 The fourth category of New SAT Math problems – Additional Topics in Math – doesn’t sound too frightening, but don’t let the generic name fool you. Many of the problems that show up on the test combine skills you may have learned from multiple math classes throughout middle and high school. Circle arc length, for example, combines geometry along with some basic trigonometry skills. ## New SAT Math: Basic Circle Skills Review

If you’re a little shaky or foggy on your knowledge of circle concepts, check this section out. It’s a great refresher on what you’ve probably already learned before during one of your math classes.

Value of Pi

The value of pi is about 3.14. You may already have a pi button on your calculator, but you should have this value memorized anyway.

Circumference of a Circle

The circumference of a circle is diameter*pi. The circumference tells you the length of the perimeter of a circle.

It takes about 3.14 diameters to equal the circumference of a circle.

Degrees in a Circle

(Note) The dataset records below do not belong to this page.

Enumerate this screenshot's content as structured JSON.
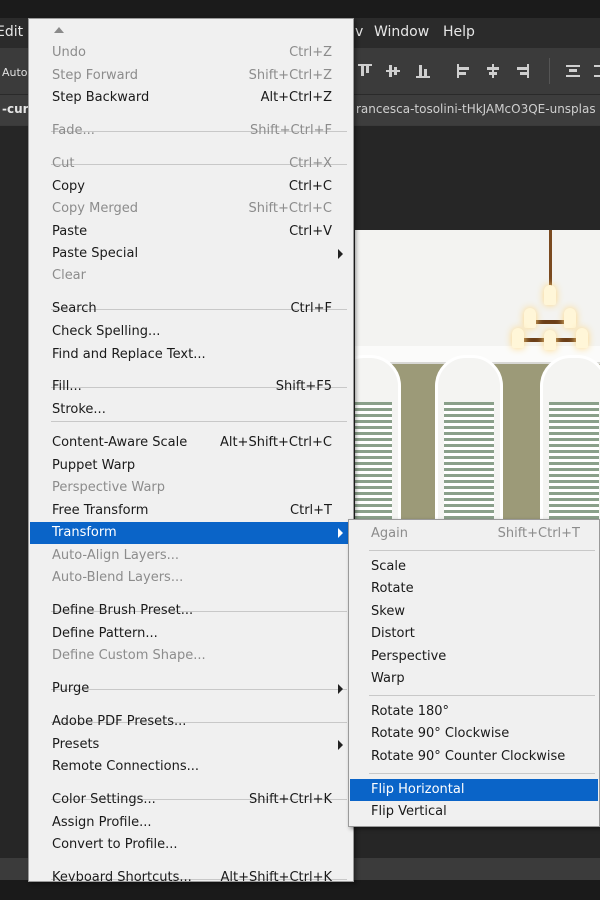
{
  "menubar": {
    "edit_label": "Edit",
    "window_label": "Window",
    "help_label": "Help",
    "partial_item": "v"
  },
  "options_bar": {
    "auto_label": "Auto-"
  },
  "tabs": {
    "left_tab": "-curt",
    "right_tab": "rancesca-tosolini-tHkJAMcO3QE-unsplas"
  },
  "edit_menu": {
    "items": [
      {
        "label": "Undo",
        "shortcut": "Ctrl+Z",
        "disabled": true
      },
      {
        "label": "Step Forward",
        "shortcut": "Shift+Ctrl+Z",
        "disabled": true
      },
      {
        "label": "Step Backward",
        "shortcut": "Alt+Ctrl+Z",
        "disabled": false
      },
      {
        "label": "Fade...",
        "shortcut": "Shift+Ctrl+F",
        "disabled": true
      },
      {
        "label": "Cut",
        "shortcut": "Ctrl+X",
        "disabled": true
      },
      {
        "label": "Copy",
        "shortcut": "Ctrl+C",
        "disabled": false
      },
      {
        "label": "Copy Merged",
        "shortcut": "Shift+Ctrl+C",
        "disabled": true
      },
      {
        "label": "Paste",
        "shortcut": "Ctrl+V",
        "disabled": false
      },
      {
        "label": "Paste Special",
        "shortcut": "",
        "disabled": false,
        "submenu": true
      },
      {
        "label": "Clear",
        "shortcut": "",
        "disabled": true
      },
      {
        "label": "Search",
        "shortcut": "Ctrl+F",
        "disabled": false
      },
      {
        "label": "Check Spelling...",
        "shortcut": "",
        "disabled": false
      },
      {
        "label": "Find and Replace Text...",
        "shortcut": "",
        "disabled": false
      },
      {
        "label": "Fill...",
        "shortcut": "Shift+F5",
        "disabled": false
      },
      {
        "label": "Stroke...",
        "shortcut": "",
        "disabled": false
      },
      {
        "label": "Content-Aware Scale",
        "shortcut": "Alt+Shift+Ctrl+C",
        "disabled": false
      },
      {
        "label": "Puppet Warp",
        "shortcut": "",
        "disabled": false
      },
      {
        "label": "Perspective Warp",
        "shortcut": "",
        "disabled": true
      },
      {
        "label": "Free Transform",
        "shortcut": "Ctrl+T",
        "disabled": false
      },
      {
        "label": "Transform",
        "shortcut": "",
        "disabled": false,
        "submenu": true,
        "selected": true
      },
      {
        "label": "Auto-Align Layers...",
        "shortcut": "",
        "disabled": true
      },
      {
        "label": "Auto-Blend Layers...",
        "shortcut": "",
        "disabled": true
      },
      {
        "label": "Define Brush Preset...",
        "shortcut": "",
        "disabled": false
      },
      {
        "label": "Define Pattern...",
        "shortcut": "",
        "disabled": false
      },
      {
        "label": "Define Custom Shape...",
        "shortcut": "",
        "disabled": true
      },
      {
        "label": "Purge",
        "shortcut": "",
        "disabled": false,
        "submenu": true
      },
      {
        "label": "Adobe PDF Presets...",
        "shortcut": "",
        "disabled": false
      },
      {
        "label": "Presets",
        "shortcut": "",
        "disabled": false,
        "submenu": true
      },
      {
        "label": "Remote Connections...",
        "shortcut": "",
        "disabled": false
      },
      {
        "label": "Color Settings...",
        "shortcut": "Shift+Ctrl+K",
        "disabled": false
      },
      {
        "label": "Assign Profile...",
        "shortcut": "",
        "disabled": false
      },
      {
        "label": "Convert to Profile...",
        "shortcut": "",
        "disabled": false
      },
      {
        "label": "Keyboard Shortcuts...",
        "shortcut": "Alt+Shift+Ctrl+K",
        "disabled": false
      }
    ]
  },
  "transform_submenu": {
    "items": [
      {
        "label": "Again",
        "shortcut": "Shift+Ctrl+T",
        "disabled": true
      },
      {
        "label": "Scale",
        "shortcut": "",
        "disabled": false
      },
      {
        "label": "Rotate",
        "shortcut": "",
        "disabled": false
      },
      {
        "label": "Skew",
        "shortcut": "",
        "disabled": false
      },
      {
        "label": "Distort",
        "shortcut": "",
        "disabled": false
      },
      {
        "label": "Perspective",
        "shortcut": "",
        "disabled": false
      },
      {
        "label": "Warp",
        "shortcut": "",
        "disabled": false
      },
      {
        "label": "Rotate 180°",
        "shortcut": "",
        "disabled": false
      },
      {
        "label": "Rotate 90° Clockwise",
        "shortcut": "",
        "disabled": false
      },
      {
        "label": "Rotate 90° Counter Clockwise",
        "shortcut": "",
        "disabled": false
      },
      {
        "label": "Flip Horizontal",
        "shortcut": "",
        "disabled": false,
        "selected": true
      },
      {
        "label": "Flip Vertical",
        "shortcut": "",
        "disabled": false
      }
    ]
  },
  "colors": {
    "menu_bg": "#f0f0f0",
    "highlight": "#0a64c8",
    "disabled_text": "#8c8c8c",
    "app_chrome": "#2b2b2b"
  }
}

A circle consists of 360 degrees. Half of the circle is 180 degrees, and a quarter of a circle is 90 degrees.

Radians are an angle measure equivalent to an arc length of one radius of a circle. It is a relative measurement. 1 radian equals about 57.3 degrees.

Remember to check your calculator settings carefully to make sure it is set properly for either degrees or radians. You can bet that test makers will throw in a trap answer here or there for unsuspecting students.

## New SAT Math: Arc Length of a Circle

Now that you’ve thoroughly brushed up on the basics of circles, let’s get right into figuring out how to calculate the arc length of a circle. The new SAT contains problems that really dig deep into seeing how well you understand basic concepts, so take extra care to know the fundamentals forwards and backwards.

Circle Arc Length

The total circle arc length is the circumference, or the perimeter of a circle. When we want to find out the length of a small part of that circumference, we need to multiply it by a fraction between 0 and 1.

We can use either degrees or radians in order to represent this fraction. An entire circle equals 360 degrees or 2pi radians, so our formula looks like this:

Circle Arc Length = circumference * (x degrees / 360)
OR
Circle Arc Length = circumference * (x radians / 2pi)

Looking for more help with circles on the SAT? Check out our videos about unit circle basics and tangents to a circle.